NOVO-OGARYOVO — Head of the Presidential Council for Development of Civil Society and Human Rights Mikhail Fedotov has submitted a list of candidates nominated for the renewed Council. At a working meeting with the president on Thursday Fedotov familiarized the president with the 86 candidates, selected on a competitive basis, who will compete 13 vacant seats in the Council.
The recent Internet rating voting held on September 1-15 showed that maximum 108,000 candidates have applied for membership in the Council; the number of respondents who took part in the Internet voting was 420,000,Fedotov said.
MOSCOW — A draft law on military police will be coordinated till the yearend, Russian Defence Minister Anatoly Serdyukov said.
“The draft law [on military police] is prepared and sent to federal bodies of power,” Serdyukov told journalists on Thursday.
According to the Russian minister, all remarks and recommendations have been taken into account. “The document will be coordinated till the yearend,” he said, adding that the ministry did not see any difficulties in this aspect.
MOSCOW — Russia's gold and foreign exchange reserves tumbled by 2.9 billion dollars (or by 0.55 percent) from 529.4 billion dollars to 526.5 billion dollars as of October 19-26, the External and Public Relations Department of the Central Bank said on Thursday.
The level of gold and foreign exchange reserves totaled 498.649 billion dollars as at January 1.
NALCHIK — Leader of the Russian republic of Kabardino-Balkaria Arsen Kanokov signed a decree over the dismissal of the republican government on Thursday.
“Kanokov explained his decision by the need for changes,” the press service of the republican leader told Itar-Tass. “Before the formation of a new government in the republic, the interim government will work,” he said.
First Deputy Prime Minister Valery Zhilov, who was in charge of economic affairs in the government, was dismissed from the post on Wednesday.
NALCHIK — The parliament of Kabardino-Balkaria voted for appointing 52-year-old Ruslan Khasanov the republic’s new prime minister by absolute majority of votes.
MOSCOW — Representatives of seven Moscow public organizations have written an open letter to Moscow Mayor Sergei Sobyanin, urging him to ban nationalists from holding a Russian march in the capital on November 4.
The letter’s authors believe that the Russian March and its ideology may escalate inter-ethnic conflicts. “Instead of uniting peoples residing in the territory of Moscow, the Day of People’s Unity may provoke a split in our multi-ethnic and our multi-confessional society,” they said.
MOSCOW — A Russian-U.S. agreement on cooperation in the area of adoptions comes into force from November 1.
TBILISI — Georgian Prime Minister Bidzina Ivanishvili has introduced the post of a special representative of the prime minister for relations with Russia, Georgian government officials said.
The man appointed to the post is a leading diplomat, Zurab Abashidze.
Abashidze has confirmed his appointment in an interview with Itar-Tass to promise to share his ideas of what the process of normalization of relations with Russia might look like a little later.

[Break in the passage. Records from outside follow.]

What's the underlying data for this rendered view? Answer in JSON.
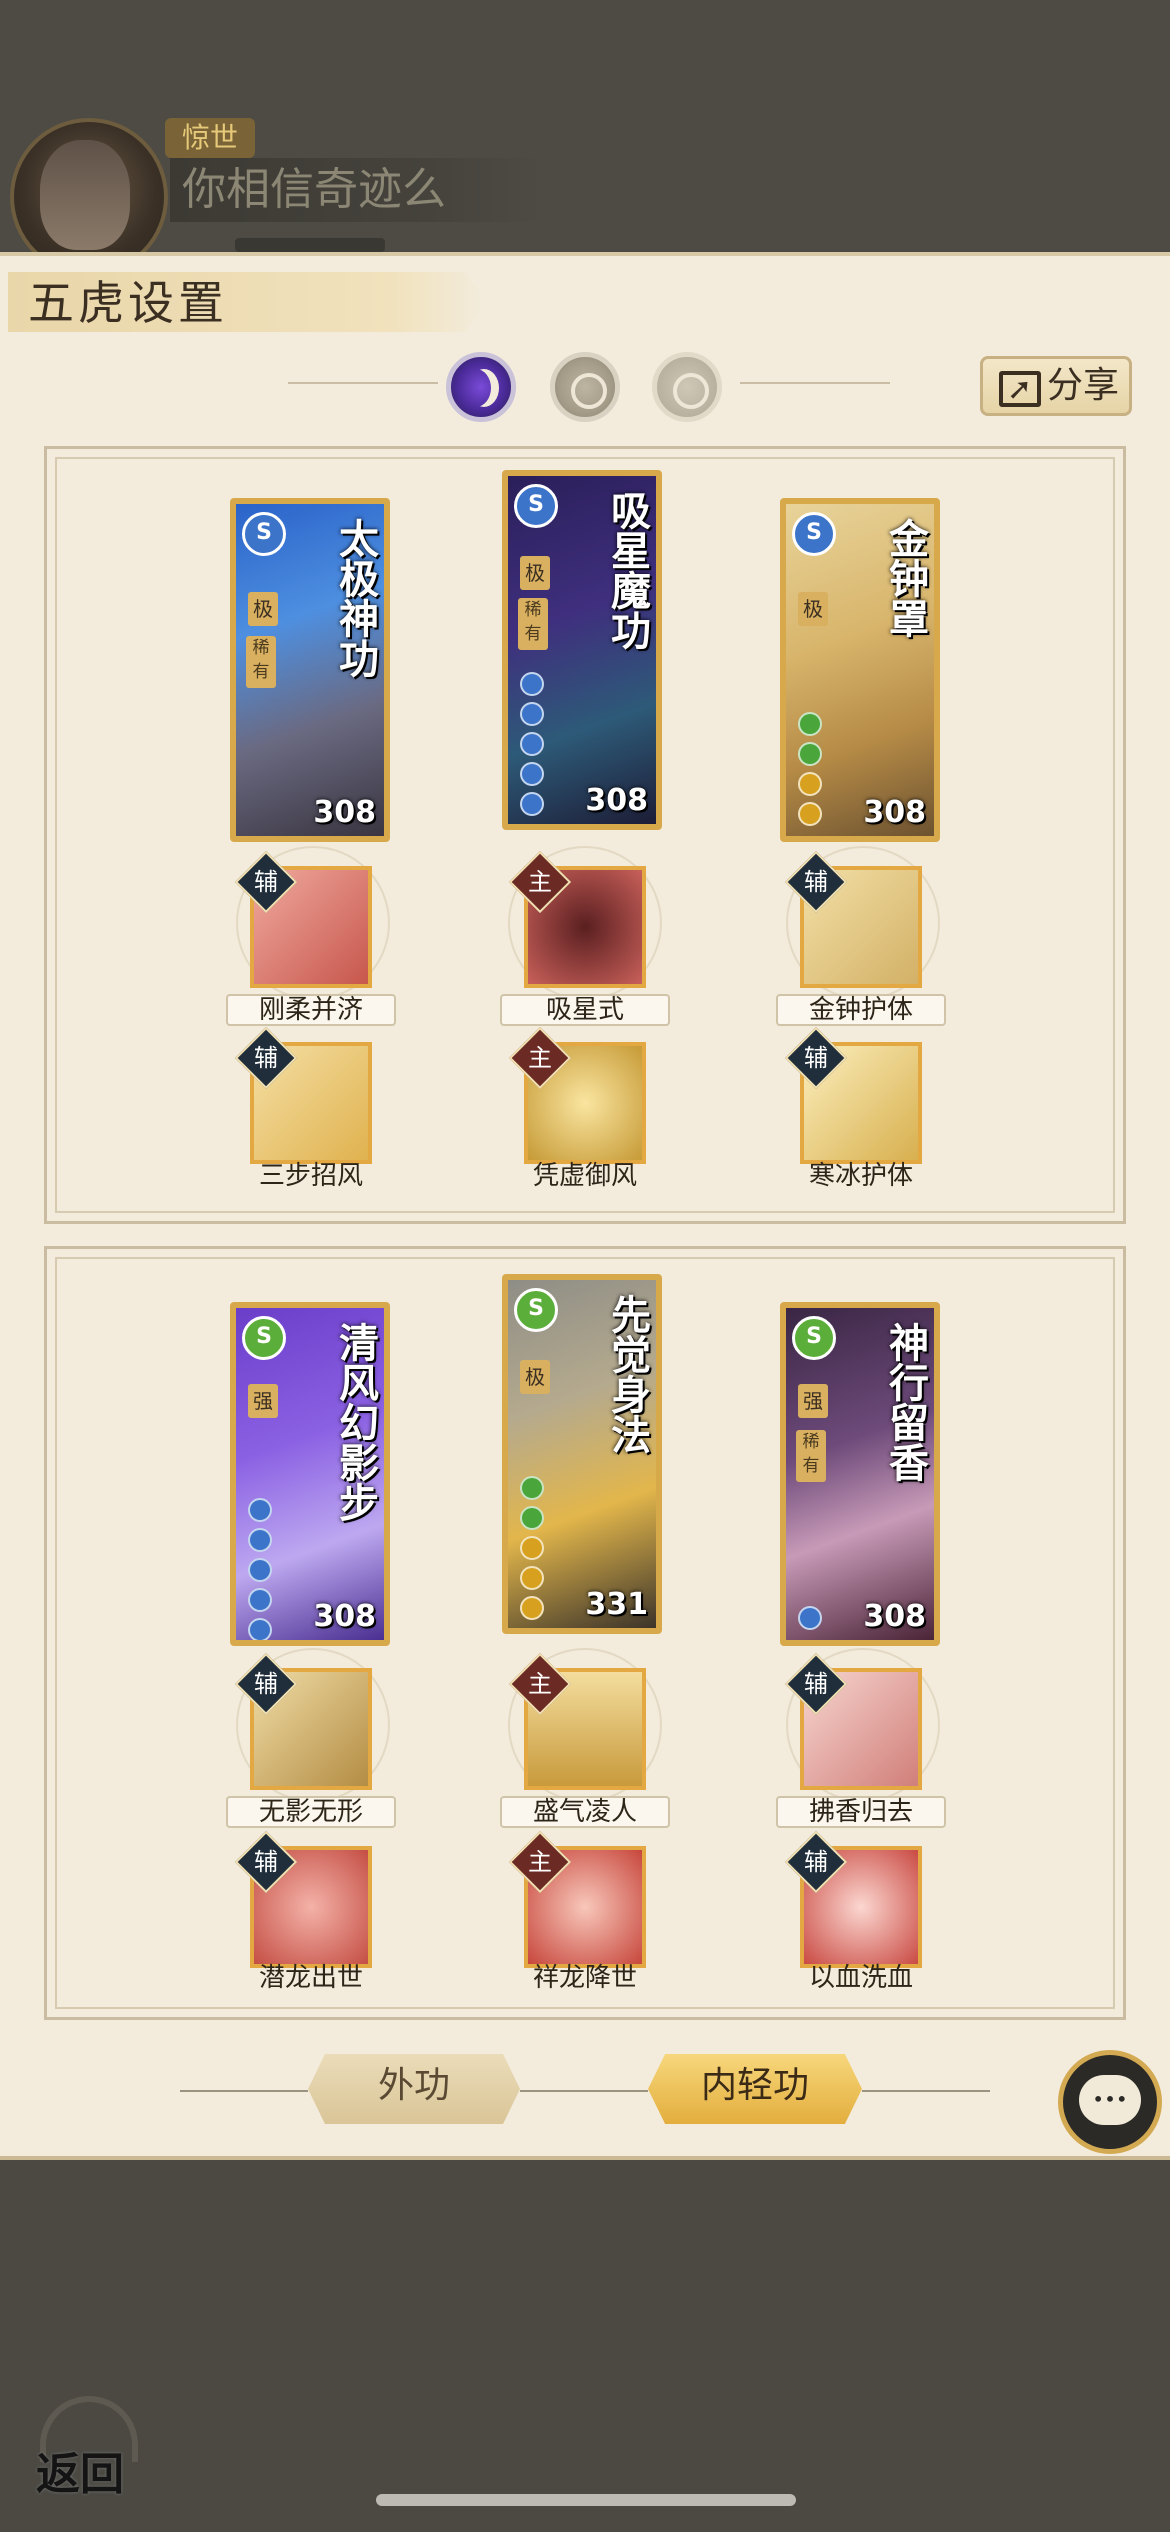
{
  "header": {
    "title_tag": "惊世",
    "nickname": "你相信奇迹么"
  },
  "panel": {
    "title": "五虎设置",
    "share_label": "分享"
  },
  "groups": [
    {
      "cards": [
        {
          "name": "太极神功",
          "level": "308",
          "badge": "S",
          "grade": "极",
          "rare": "稀有",
          "orbs": [
            "#5b3fb1",
            "#5b3fb1",
            "#5b3fb1",
            "#5b3fb1",
            "#5b3fb1",
            "#5b3fb1"
          ]
        },
        {
          "name": "吸星魔功",
          "level": "308",
          "badge": "S",
          "grade": "极",
          "rare": "稀有",
          "orbs": [
            "#3b74c8",
            "#3b74c8",
            "#3b74c8",
            "#3b74c8",
            "#3b74c8"
          ]
        },
        {
          "name": "金钟罩",
          "level": "308",
          "badge": "S",
          "grade": "极",
          "rare": "",
          "orbs": [
            "#4aa53b",
            "#4aa53b",
            "#d7a11f",
            "#d7a11f",
            "#d7a11f"
          ]
        }
      ],
      "skills_row1": [
        {
          "name": "刚柔并济",
          "tag": "辅"
        },
        {
          "name": "吸星式",
          "tag": "主"
        },
        {
          "name": "金钟护体",
          "tag": "辅"
        }
      ],
      "skills_row2": [
        {
          "name": "三步招风",
          "tag": "辅"
        },
        {
          "name": "凭虚御风",
          "tag": "主"
        },
        {
          "name": "寒冰护体",
          "tag": "辅"
        }
      ]
    },
    {
      "cards": [
        {
          "name": "清风幻影步",
          "level": "308",
          "badge": "S",
          "grade": "强",
          "rare": "",
          "orbs": [
            "#3b74c8",
            "#3b74c8",
            "#3b74c8",
            "#3b74c8",
            "#3b74c8"
          ]
        },
        {
          "name": "先觉身法",
          "level": "331",
          "badge": "S",
          "grade": "极",
          "rare": "",
          "orbs": [
            "#4aa53b",
            "#4aa53b",
            "#d7a11f",
            "#d7a11f",
            "#d7a11f"
          ]
        },
        {
          "name": "神行留香",
          "level": "308",
          "badge": "S",
          "grade": "强",
          "rare": "稀有",
          "orbs": [
            "#3b74c8"
          ]
        }
      ],
      "skills_row1": [
        {
          "name": "无影无形",
          "tag": "辅"
        },
        {
          "name": "盛气凌人",
          "tag": "主"
        },
        {
          "name": "拂香归去",
          "tag": "辅"
        }
      ],
      "skills_row2": [
        {
          "name": "潜龙出世",
          "tag": "辅"
        },
        {
          "name": "祥龙降世",
          "tag": "主"
        },
        {
          "name": "以血洗血",
          "tag": "辅"
        }
      ]
    }
  ],
  "tabs_bottom": {
    "waigong": "外功",
    "neiqinggong": "内轻功"
  },
  "back_label": "返回",
  "colors": {
    "panel_bg": "#f3ecdd",
    "card_gold": "#d7a94a",
    "active_tab": "#e3ae3d"
  }
}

KIEV — The Central Electoral Commission (CEC) of Ukraine has processed 99.35 percent of the protocols of elections to the Verkhovna Rada. The Party of Regions polled 30.07 percent of the vote. It is followed up by the Batkivshchina opposition association with 25.47 percent of the vote.The Ukrainian Democratic Alliance for Reforms ("UDAR") is third with 13.93 percent. The Communist Party is fourth with 13.2 percent, and the Svoboda (freedom) nationalist political association is fifth with 10.42 percent of the vote.
An average member of Ukrainian parliament, a new convocation of which was elected last Sunday, has membership of one or another party, as well as a record of work as a government employee and is a university graduate, says a report the country’s Central Electoral Commission published Thursday.
At least 33% of the MPs are not novices in Ukrainian politics and have been deputies of regional or local councils in the past.
All the MPs are university graduates and a half of them majored in law or economics. A third of the MPs are engineers and another third are former law enforcement, police or defense officers.
The number of women among the MPs has increased to 42 from 38 and more than a half of them represent the opposition parties.